The article was eerily reflective of our mission in Yellowstone (see Return of the Buffalo: Visions and Ceremonies). The Bison Elders have called us to ceremony to repair our connections with ourselves, the land and the animals. Last year we discussed the horrible tragedy of how nearly all native Yellowstone bison were slaughtered in the 1800′s and early 1900′s as a way of ridding the land of Native Americans so that the white men could take the land. Recently, there have again been problems with nearby ranchers who wish to see them exterminated for trespassing on their property as the bison leave the protected boundaries of Yellowstone in search of food. These areas are their ancestral foraging grounds but the bison are seen as a nuisance by local ranchers. Every year thousands are killed for many reasons, including accusations of spreading disease and damaging land. Fortunately, a local Native tribe has donated their land and many were rescued and transported there to live last year.
In Welcome to El Uno: What does it take to restore a short-grass prairie in Mexico? I read about how the bison are being reintroduced. Their native land is on the border of Arizona and New Mexico, which overlaps the southern edge of their ancestral territory. The Nature Conservancy has helped one lone farmer rejuvenate the land that has been destroyed by cattle overgrazing.
In 2009, grasslands were carefully restored and then smaller animals began to return. Working with local elders, it was decided that the great Bison was needed to maintain the grass. Unlike cattle, the bison leave shoots of grass to regrow. They also roll and create burrows in the ground that fill with water necessary for all animals to drink.
The project has been very successful and it has united a community around conservation. School children are learning how to work with the land and animals. It is clear that our work at Earthfire will be a continuation of this process.

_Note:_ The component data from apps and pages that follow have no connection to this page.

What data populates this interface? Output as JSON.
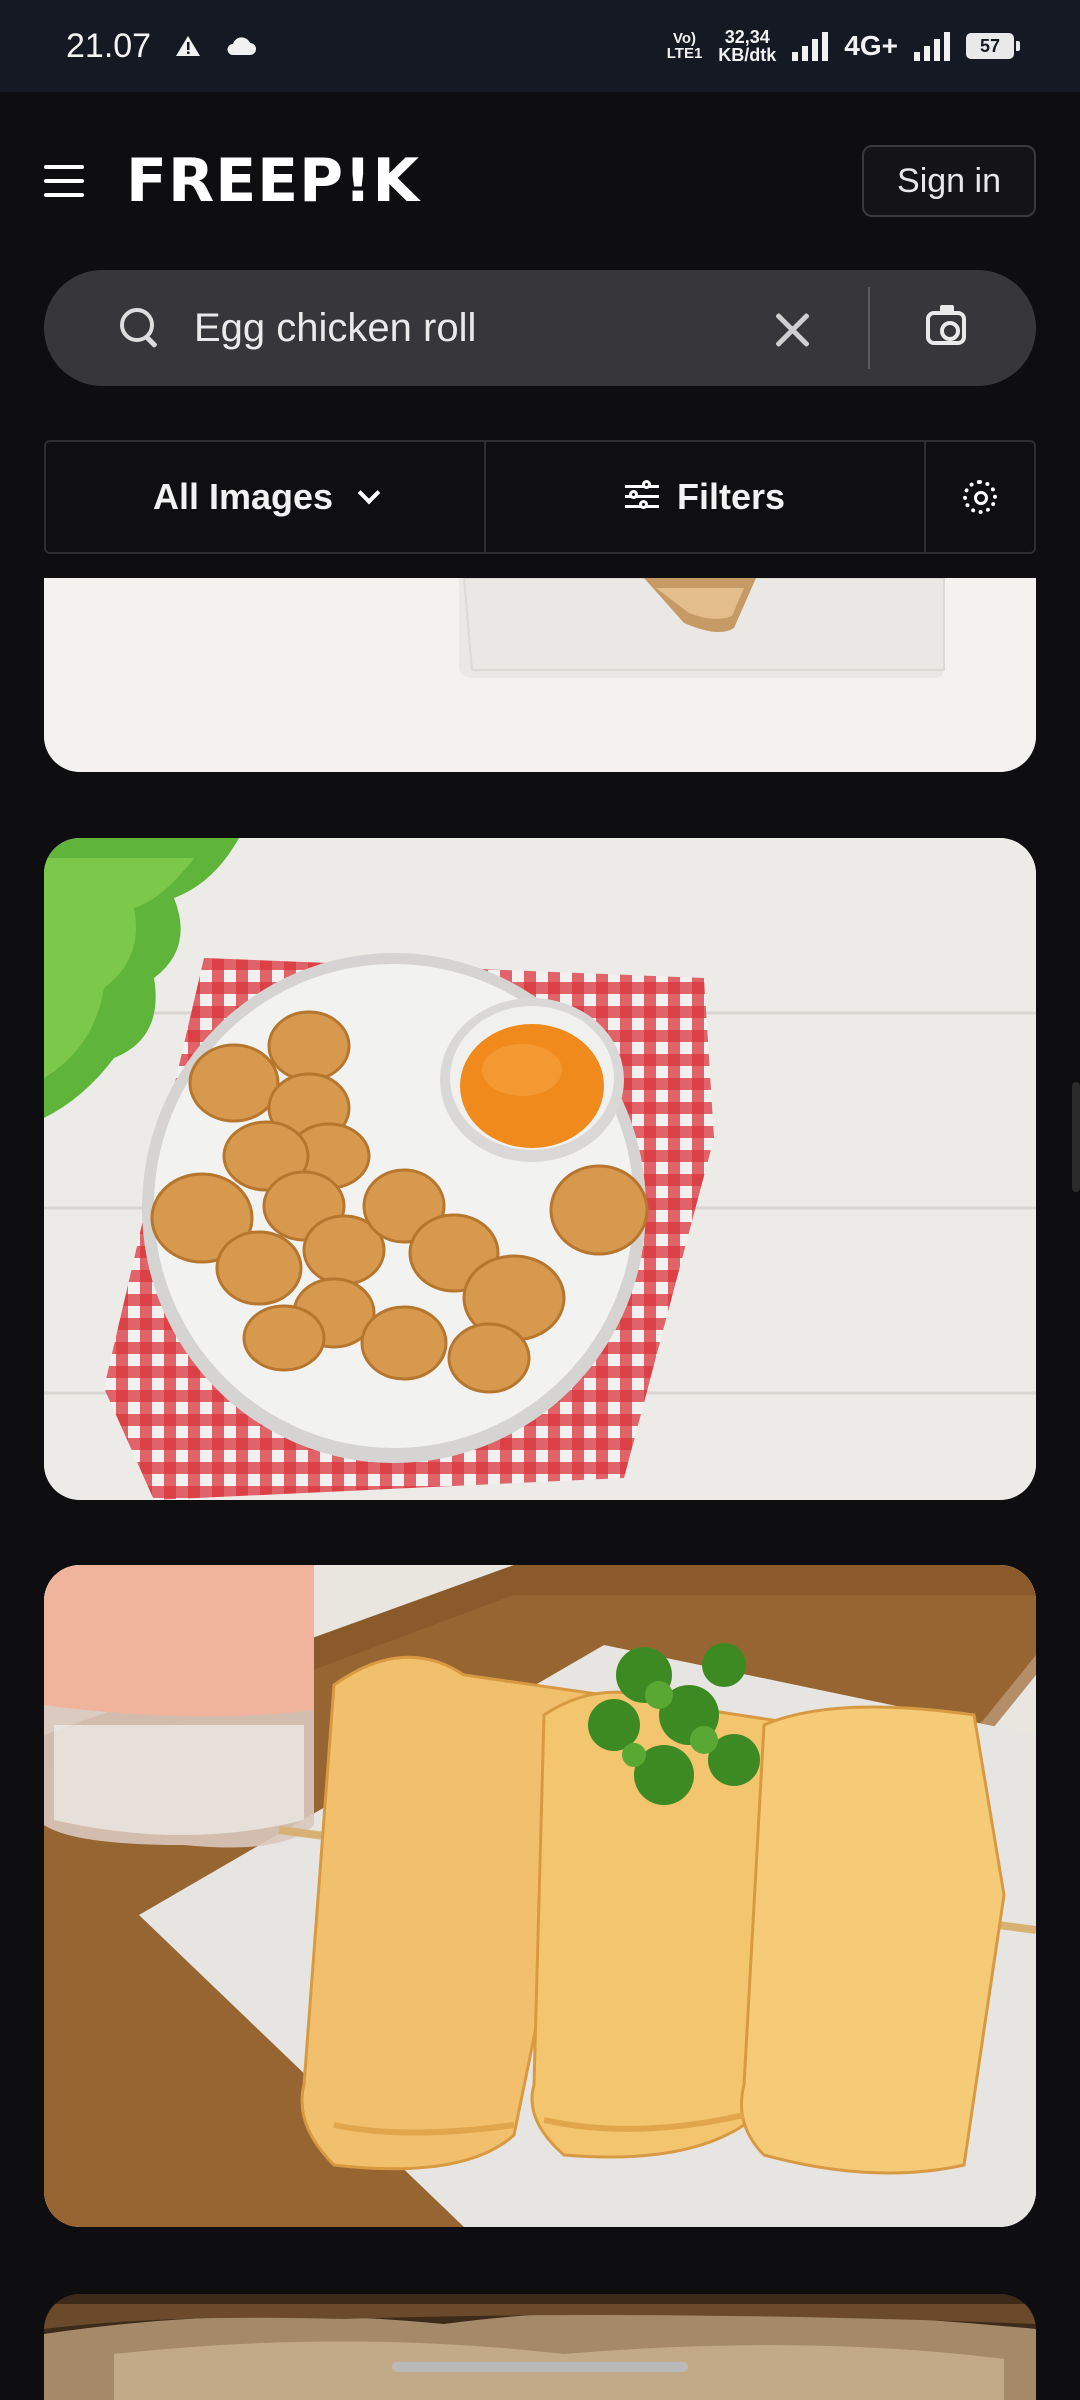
{
  "status_bar": {
    "time": "21.07",
    "volte": "Vo)\nLTE1",
    "net_speed_value": "32,34",
    "net_speed_unit": "KB/dtk",
    "network": "4G+",
    "battery": "57"
  },
  "header": {
    "logo": "FREEP!K",
    "sign_in": "Sign in"
  },
  "search": {
    "query": "Egg chicken roll"
  },
  "filters": {
    "type_label": "All Images",
    "filters_label": "Filters"
  }
}
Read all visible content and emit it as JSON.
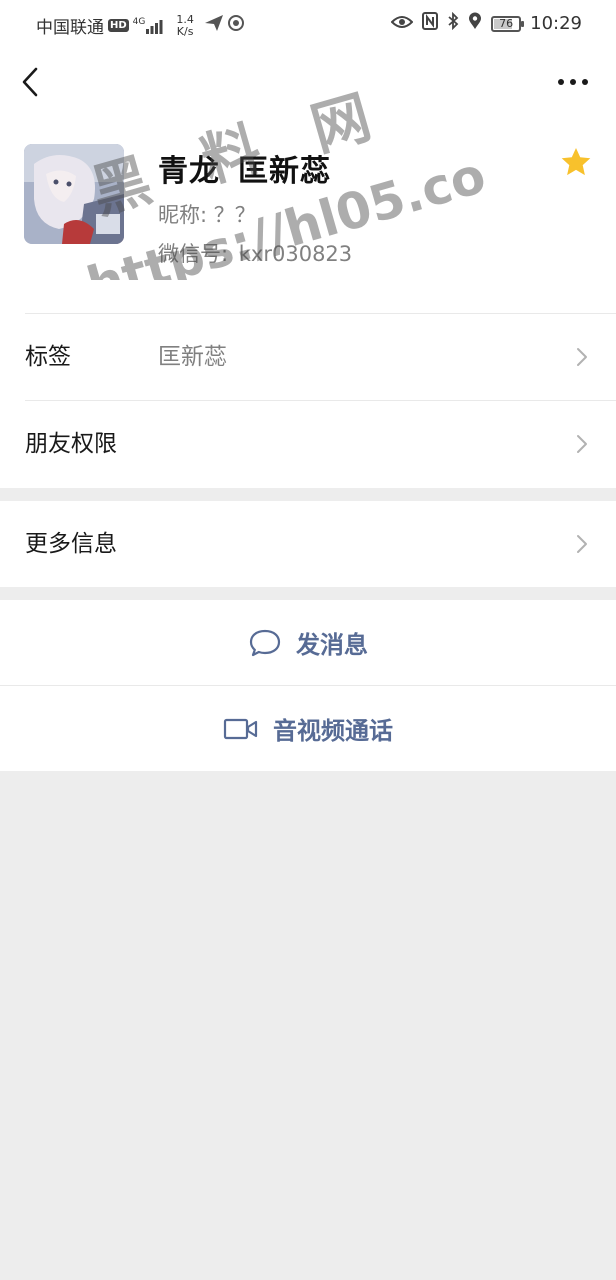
{
  "status_bar": {
    "carrier": "中国联通",
    "hd_badge": "HD",
    "network_type": "4G",
    "net_speed_value": "1.4",
    "net_speed_unit": "K/s",
    "battery_level": "76",
    "battery_fraction": 0.76,
    "time": "10:29"
  },
  "profile": {
    "display_name": "青龙",
    "remark_name": "匡新蕊",
    "nickname_label": "昵称:",
    "nickname_value": "？？",
    "wechat_id_label": "微信号:",
    "wechat_id_value": "kxr030823",
    "starred": true
  },
  "rows": {
    "tags_label": "标签",
    "tags_value": "匡新蕊",
    "friend_permissions_label": "朋友权限",
    "more_info_label": "更多信息"
  },
  "actions": {
    "send_message_label": "发消息",
    "av_call_label": "音视频通话"
  },
  "watermark": {
    "text_cn": "黑 料 网",
    "text_url": "https://hl05.co"
  },
  "colors": {
    "link_blue": "#576b95",
    "star_gold": "#f8c12c",
    "page_bg": "#ededed"
  },
  "icons": {
    "back": "chevron-left-icon",
    "more": "more-dots-icon",
    "star": "star-icon",
    "chevron": "chevron-right-icon",
    "message": "chat-bubble-icon",
    "video": "video-camera-icon"
  }
}
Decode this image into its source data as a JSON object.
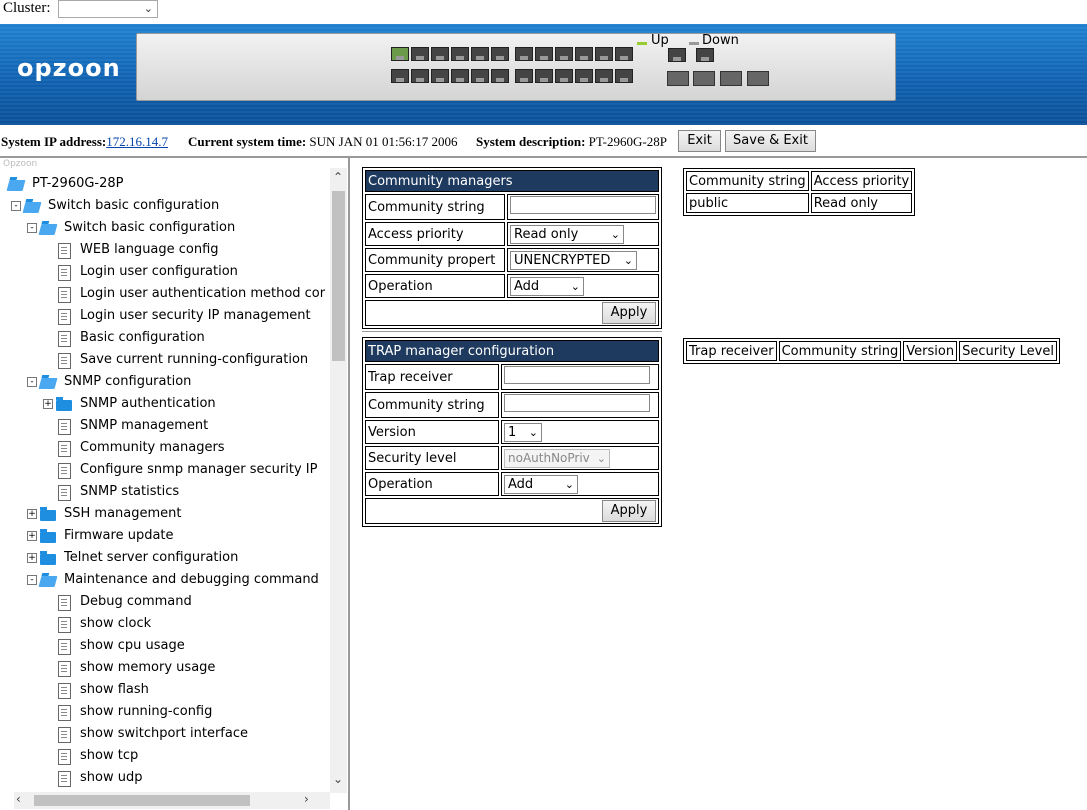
{
  "cluster": {
    "label": "Cluster:",
    "value": ""
  },
  "banner": {
    "logo": "opzoon",
    "legend_up": "Up",
    "legend_down": "Down"
  },
  "info": {
    "ip_label": "System IP address:",
    "ip_value": "172.16.14.7",
    "time_label": "Current system time:",
    "time_value": "SUN JAN 01 01:56:17 2006",
    "desc_label": "System description:",
    "desc_value": "PT-2960G-28P",
    "exit_button": "Exit",
    "save_exit_button": "Save & Exit"
  },
  "sidebar": {
    "title": "Opzoon",
    "items": [
      {
        "label": "PT-2960G-28P"
      },
      {
        "label": "Switch basic configuration"
      },
      {
        "label": "Switch basic configuration"
      },
      {
        "label": "WEB language config"
      },
      {
        "label": "Login user configuration"
      },
      {
        "label": "Login user authentication method cor"
      },
      {
        "label": "Login user security IP management"
      },
      {
        "label": "Basic configuration"
      },
      {
        "label": "Save current running-configuration"
      },
      {
        "label": "SNMP configuration"
      },
      {
        "label": "SNMP authentication"
      },
      {
        "label": "SNMP management"
      },
      {
        "label": "Community managers"
      },
      {
        "label": "Configure snmp manager security IP"
      },
      {
        "label": "SNMP statistics"
      },
      {
        "label": "SSH management"
      },
      {
        "label": "Firmware update"
      },
      {
        "label": "Telnet server configuration"
      },
      {
        "label": "Maintenance and debugging command"
      },
      {
        "label": "Debug command"
      },
      {
        "label": "show clock"
      },
      {
        "label": "show cpu usage"
      },
      {
        "label": "show memory usage"
      },
      {
        "label": "show flash"
      },
      {
        "label": "show running-config"
      },
      {
        "label": "show switchport interface"
      },
      {
        "label": "show tcp"
      },
      {
        "label": "show udp"
      }
    ]
  },
  "community": {
    "title": "Community managers",
    "community_string_label": "Community string",
    "community_string_value": "",
    "access_priority_label": "Access priority",
    "access_priority_value": "Read only",
    "community_property_label": "Community propert",
    "community_property_value": "UNENCRYPTED",
    "operation_label": "Operation",
    "operation_value": "Add",
    "apply": "Apply"
  },
  "community_list": {
    "headers": [
      "Community string",
      "Access priority"
    ],
    "rows": [
      [
        "public",
        "Read only"
      ]
    ]
  },
  "trap": {
    "title": "TRAP manager configuration",
    "receiver_label": "Trap receiver",
    "receiver_value": "",
    "community_string_label": "Community string",
    "community_string_value": "",
    "version_label": "Version",
    "version_value": "1",
    "security_level_label": "Security level",
    "security_level_value": "noAuthNoPriv",
    "operation_label": "Operation",
    "operation_value": "Add",
    "apply": "Apply"
  },
  "trap_list": {
    "headers": [
      "Trap receiver",
      "Community string",
      "Version",
      "Security Level"
    ]
  }
}
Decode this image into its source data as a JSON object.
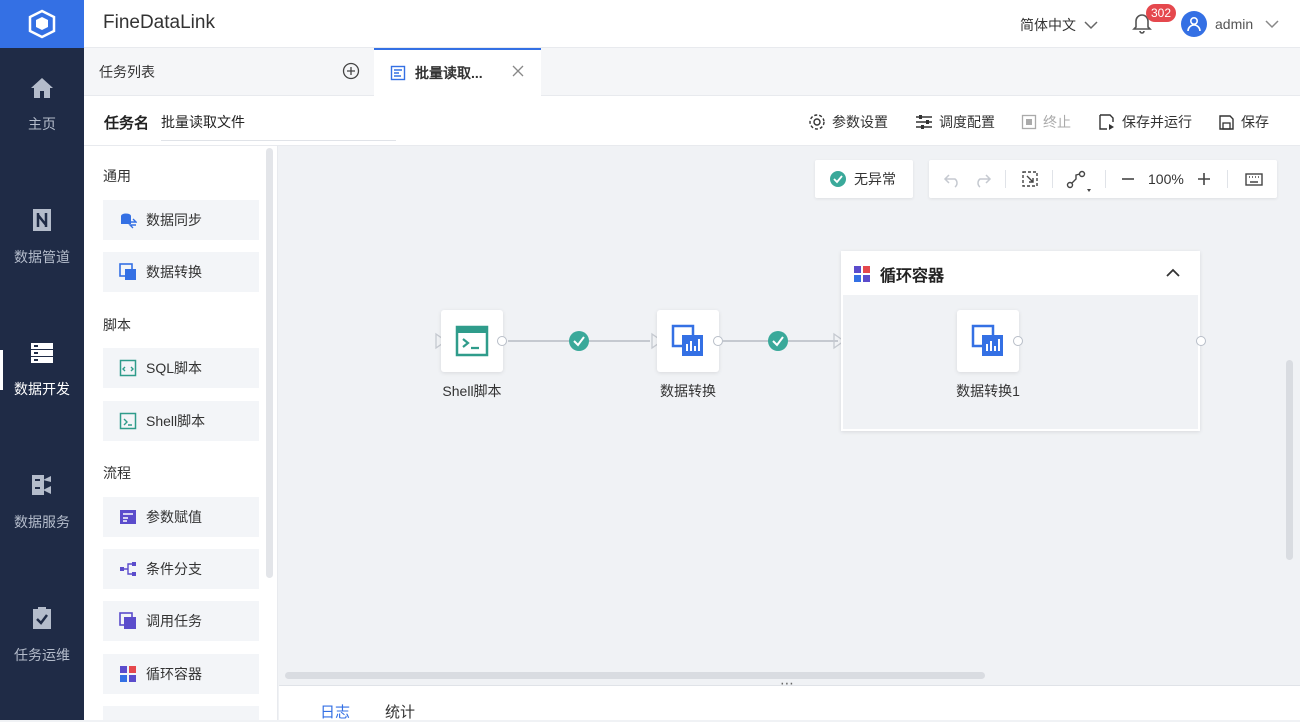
{
  "app": {
    "title": "FineDataLink"
  },
  "nav": {
    "items": [
      {
        "label": "主页",
        "icon": "home-icon"
      },
      {
        "label": "数据管道",
        "icon": "pipeline-icon"
      },
      {
        "label": "数据开发",
        "icon": "data-dev-icon",
        "active": true
      },
      {
        "label": "数据服务",
        "icon": "data-service-icon"
      },
      {
        "label": "任务运维",
        "icon": "task-ops-icon"
      }
    ]
  },
  "header": {
    "language": "简体中文",
    "notification_count": "302",
    "user": "admin"
  },
  "tabs": {
    "task_list": "任务列表",
    "active_tab": "批量读取..."
  },
  "task": {
    "name_label": "任务名",
    "name_value": "批量读取文件",
    "tools": {
      "params": "参数设置",
      "schedule": "调度配置",
      "stop": "终止",
      "save_run": "保存并运行",
      "save": "保存"
    }
  },
  "panel": {
    "groups": [
      {
        "title": "通用",
        "items": [
          "数据同步",
          "数据转换"
        ]
      },
      {
        "title": "脚本",
        "items": [
          "SQL脚本",
          "Shell脚本"
        ]
      },
      {
        "title": "流程",
        "items": [
          "参数赋值",
          "条件分支",
          "调用任务",
          "循环容器"
        ]
      }
    ]
  },
  "canvas": {
    "status": "无异常",
    "zoom": "100%",
    "nodes": {
      "shell": "Shell脚本",
      "transform": "数据转换",
      "transform1": "数据转换1"
    },
    "container_title": "循环容器"
  },
  "bottom_tabs": {
    "log": "日志",
    "stats": "统计"
  },
  "colors": {
    "accent": "#3470e4",
    "nav_bg": "#1f2b46",
    "success": "#3aa99a"
  }
}
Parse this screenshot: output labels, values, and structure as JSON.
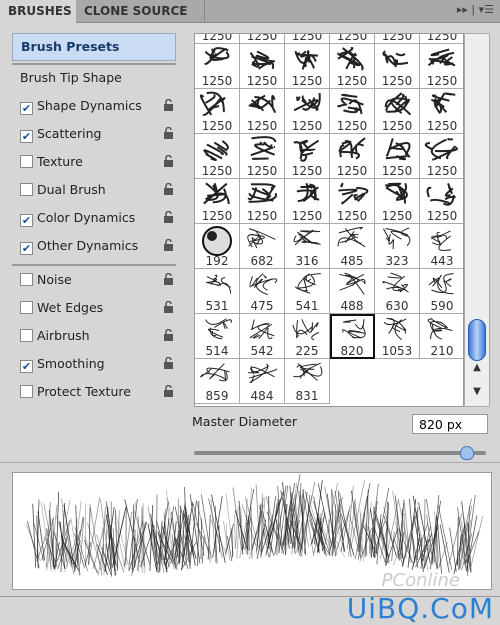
{
  "tabs": [
    {
      "label": "BRUSHES",
      "active": true
    },
    {
      "label": "CLONE SOURCE",
      "active": false
    }
  ],
  "tab_icons": {
    "collapse": "double-arrow-icon",
    "menu": "panel-menu-icon"
  },
  "sidebar": {
    "preset": "Brush Presets",
    "tip_shape": "Brush Tip Shape",
    "items": [
      {
        "label": "Shape Dynamics",
        "checked": true
      },
      {
        "label": "Scattering",
        "checked": true
      },
      {
        "label": "Texture",
        "checked": false
      },
      {
        "label": "Dual Brush",
        "checked": false
      },
      {
        "label": "Color Dynamics",
        "checked": true
      },
      {
        "label": "Other Dynamics",
        "checked": true
      }
    ],
    "items2": [
      {
        "label": "Noise",
        "checked": false
      },
      {
        "label": "Wet Edges",
        "checked": false
      },
      {
        "label": "Airbrush",
        "checked": false
      },
      {
        "label": "Smoothing",
        "checked": true
      },
      {
        "label": "Protect Texture",
        "checked": false
      }
    ]
  },
  "brushes": [
    "1250",
    "1250",
    "1250",
    "1250",
    "1250",
    "1250",
    "1250",
    "1250",
    "1250",
    "1250",
    "1250",
    "1250",
    "1250",
    "1250",
    "1250",
    "1250",
    "1250",
    "1250",
    "1250",
    "1250",
    "1250",
    "1250",
    "1250",
    "1250",
    "1250",
    "1250",
    "1250",
    "1250",
    "1250",
    "1250",
    "192",
    "682",
    "316",
    "485",
    "323",
    "443",
    "531",
    "475",
    "541",
    "488",
    "630",
    "590",
    "514",
    "542",
    "225",
    "820",
    "1053",
    "210",
    "859",
    "484",
    "831"
  ],
  "selected_brush": "820",
  "master_diameter": {
    "label": "Master Diameter",
    "value": "820 px",
    "slider_fraction": 0.93
  },
  "watermark": {
    "main": "UiBQ.CoM",
    "faint": "PConline"
  }
}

And my healing is directly tied to it. For we are all connected energetically and what heals me, heals the land. What heals the land, heals me.
LIKE THIS ARTICLE? Want to read more?
Visit Debbie Noyes’ Facebook page.
SHARE THIS ARTICLE
You are welcome to share this article with others by email, on your blog or to your mailing list so long as you leave it intact and do not alter it in any way. All links must remain in the article. And, you must include the copyright notice and the bio.
©2012 Rose De Dan. All Rights Reserved. www.reikishamanic.com
Think Outside the Cage
Rose De Dan, Wild Reiki and Shamanic Healing LLC, is a mesa carrier in the Peruvian shamanic tradition. In addition she is also a Reiki Master Teacher, animal communicator, author of the acclaimed book Tails of a Healer: Animals, Reiki and Shamanism, and creator of Animal and Reiki Art. As an animal shaman, she views her role as a healer as one of building bridges between people and animals, and of empowering them to reconnect with Pachamama, Mother Earth.
To receive notice of future articles and events, sign up for our newsletter.